So back to my call. The sanitarian was baffled by the shallow occurrence of groundwater. The installer was elated to find he hadn’t struck a rural water line. But beyond that, the installer didn’t have an answer either. The occurrence of shallow groundwater within that part of the state is not uncommon, but at that depth and with somewhat artesian conditions, it is abnormal. The sanitarian and installer wanted the best for the environment and the homeowner but were limited by their experiences, education, and in all honesty, the sheer magnitude of responsibilities each of them face in their daily workload.
How many of us have had the opportunity to educate “the other side?” As the professional landscape changes due to technology, retirement, budgets, and reorganization, we will have many situations in which we find ourselves working with individuals who have little or no understanding of wells, aquifers, or the hydrologic cycle.

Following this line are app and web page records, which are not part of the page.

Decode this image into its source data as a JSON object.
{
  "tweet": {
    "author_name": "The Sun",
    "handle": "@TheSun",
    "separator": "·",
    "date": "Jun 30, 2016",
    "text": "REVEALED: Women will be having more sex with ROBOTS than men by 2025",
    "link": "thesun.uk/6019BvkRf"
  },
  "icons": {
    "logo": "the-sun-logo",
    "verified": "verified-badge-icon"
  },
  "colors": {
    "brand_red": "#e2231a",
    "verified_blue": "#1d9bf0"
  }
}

This is the time for collaboration, to develop shareholders in our work, not to ignore or instigate animosity. This is not the time to “baffle with bullsh*t,” but the time to discuss the role each of us plays and enlighten the individual about our daily job. Invite the regulator out to the jobsite to develop an understanding of the drilling process, the purpose of a test hole, or the valuable information hidden within cuttings. Share with the new engineer in training common characteristics of groundwater flow or water quality within an area. But don’t pass an opportunity to learn yourself—ask why a specific setback regulation is changing, or ask the lab technician what possible causes of influence or interference could be a result of sampling methods.
In the case of the sanitarian and installer, I ended up presenting a short course on groundwater and wells at their quarterly training session. In addition to meeting many new faces, I was able to attend a session outlining proposed changes to the sanitary code within their county.
How can this impact your daily business? Think back to the decisions you make in your daily life—be they for your home, business, or health. Which electrician do you call: the friendly, knowledgeable one, or the grumpy, combative one? Which doctor do you prefer to see: the one who will give you a prescription and quickly send you on your way, or the one who takes the time to understand your ailment and discusses the diagnosis and treatment?
And in that nearby county? I’ve completed one project and have two on the schedule for later this spring.
Never pass up an opportunity to be the groundwater professional.
Michael J. Schnieders, PG, PH-GW, is a professional geologist currently serving as the principle hydrogeologist and president of Water Systems Engineering Inc. in Ottawa, Kansas. Schnieders’ primary work involves water resource investigation and management, specializing in the diagnosis and treatment of fouled well systems. Schnieders was the 2017 McEllhiney Distinguished Lecturer in Water Well Technology. He can be reached at firstname.lastname@example.org.[/restrict]